PORT ARANSAS, TX: We are here on this island for my brother’s wedding. Not even two months have passed since Harvey blew through—signs are missing their letters, walls and roofs have sloughed off their shingles, and whole palm trees are beaten back so that they appear to grow up out of the earth sideways. The fronds of the fallen trees lay stacked in heaps along the cleared stretches of the grounds, like the rolled bails of hay along a farmer’s fields. Back on the mainland, about half the restaurants and hotels are closed. We are still technically within the hurricane season, though we have reached its final days, days that feel eerie and quiet. The skies change every hour from mood to mood, from sun to clouds to rain. A forecast for the wedding day is impossible to pin down, though no fewer than a dozen of us are trying to do so at any given moment, using at least a dozen arguing devices and weather apps.

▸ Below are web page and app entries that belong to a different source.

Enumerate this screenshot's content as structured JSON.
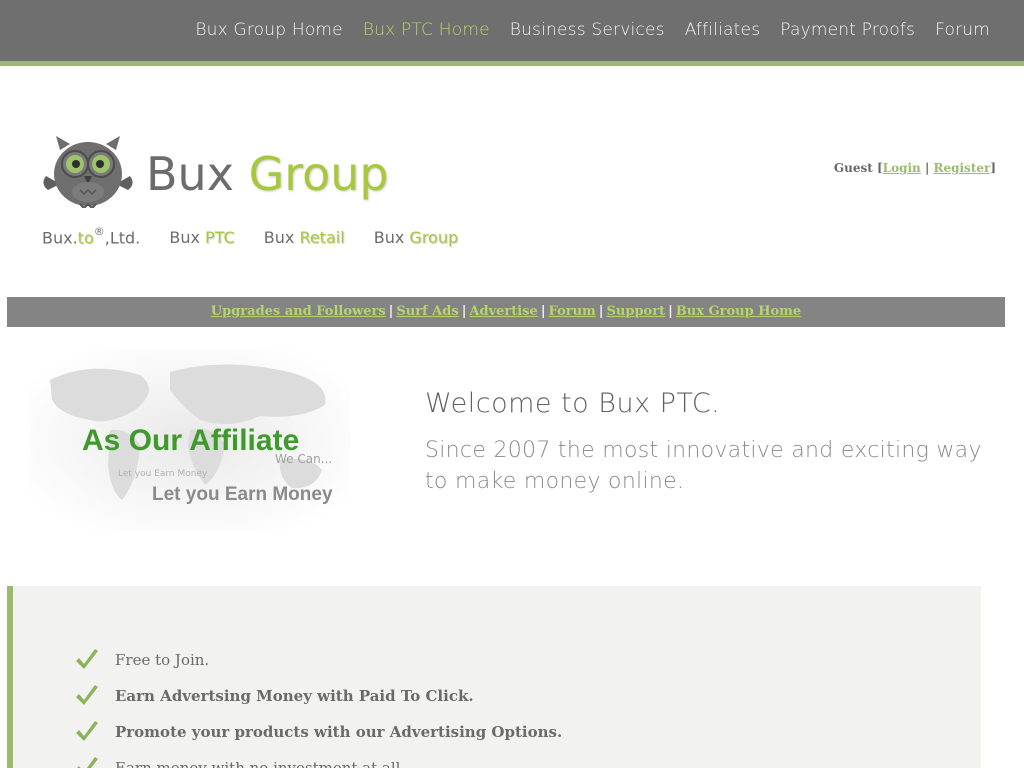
{
  "topnav": {
    "items": [
      {
        "label": "Bux Group Home"
      },
      {
        "label": "Bux PTC Home"
      },
      {
        "label": "Business Services"
      },
      {
        "label": "Affiliates"
      },
      {
        "label": "Payment Proofs"
      },
      {
        "label": "Forum"
      }
    ],
    "active_index": 1
  },
  "logo": {
    "word1": "Bux",
    "word2": "Group",
    "icon": "owl-logo-icon"
  },
  "sublinks": {
    "item1_prefix": "Bux.",
    "item1_highlight": "to",
    "item1_mark": "®",
    "item1_suffix": ",Ltd.",
    "item2_prefix": "Bux ",
    "item2_highlight": "PTC",
    "item3_prefix": "Bux ",
    "item3_highlight": "Retail",
    "item4_prefix": "Bux ",
    "item4_highlight": "Group"
  },
  "guest": {
    "label": "Guest",
    "login": "Login",
    "register": "Register"
  },
  "menubar": {
    "links": [
      "Upgrades and Followers",
      "Surf Ads",
      "Advertise",
      "Forum",
      "Support",
      "Bux Group Home"
    ],
    "separator": "|"
  },
  "banner": {
    "headline": "As Our Affiliate",
    "tagline": "Let you Earn Money",
    "small1": "We Can...",
    "small2": "Let you Earn  Money"
  },
  "welcome": {
    "title": "Welcome to Bux PTC.",
    "subtitle": "Since 2007 the most innovative and exciting way to make money online."
  },
  "features": {
    "items": [
      {
        "text": "Free to Join.",
        "bold": false
      },
      {
        "text": "Earn Advertsing Money with Paid To Click.",
        "bold": true
      },
      {
        "text": "Promote your products with our Advertising Options.",
        "bold": true
      },
      {
        "text": "Earn money with no investment at all.",
        "bold": false
      }
    ]
  },
  "colors": {
    "accent_green": "#9cbb6a",
    "brand_green": "#a5c93a",
    "nav_gray": "#6f6f6f"
  }
}
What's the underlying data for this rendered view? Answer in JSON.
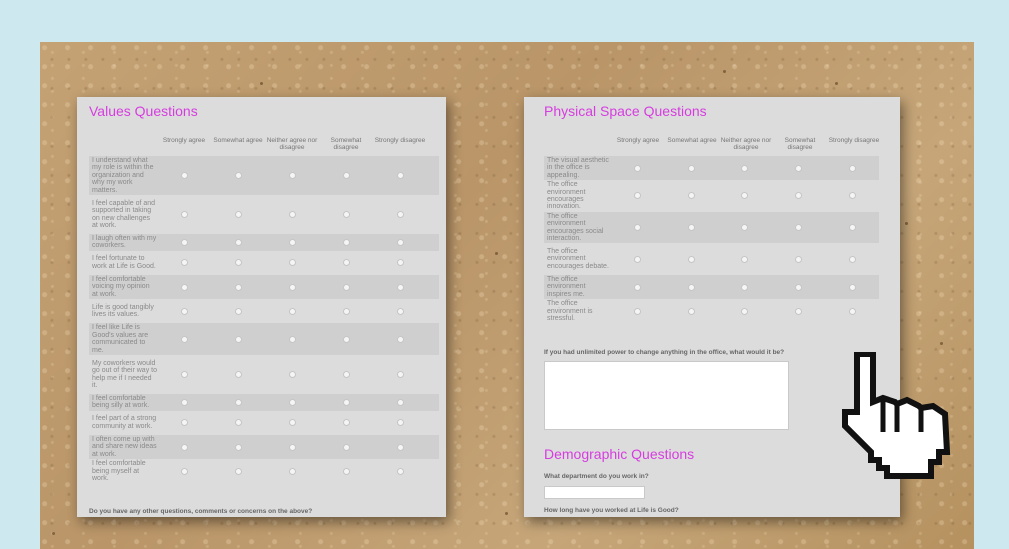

The day of the wedding dawns miraculously hot and sunny. I tail my brother, the groom, from a safe distance as he runs his final errands with wide, serious eyes. I crack jokes, asking him if he’d like a fifty-cent corn dog at the gas station where we use the ATM, then point to the lone port-a-potty on the side of the road to read out what’s printed on it: TEXAS THRONE. My brother laughs with gentle ease and a big grin, just like he did when we were kids—when I was always saying something stupid and he was always there to laugh with me. Kurt Vonnegut wrote that it’s the youngest child who ends up the humorist because cracking a joke is “the only way he can enter an adult conversation.” But sometimes it’s just what she has to offer. Today I want only to calm his nerves about the crowd that will gather to watch him recite his vows in a few hours. He has never liked crowds, or being the center of any kind of attention.
The clouds have returned to take over the sky by the time my brother asks to borrow a pen and a piece of paper. He knows what he is going to say, but he heads off down to the beach to jot down some notes, alone, before the photographer arrives. I don’t know if he used the paper, but he returns the pen and gives his vows as though he did not need either. The rain holds off, and the night is warm like summer.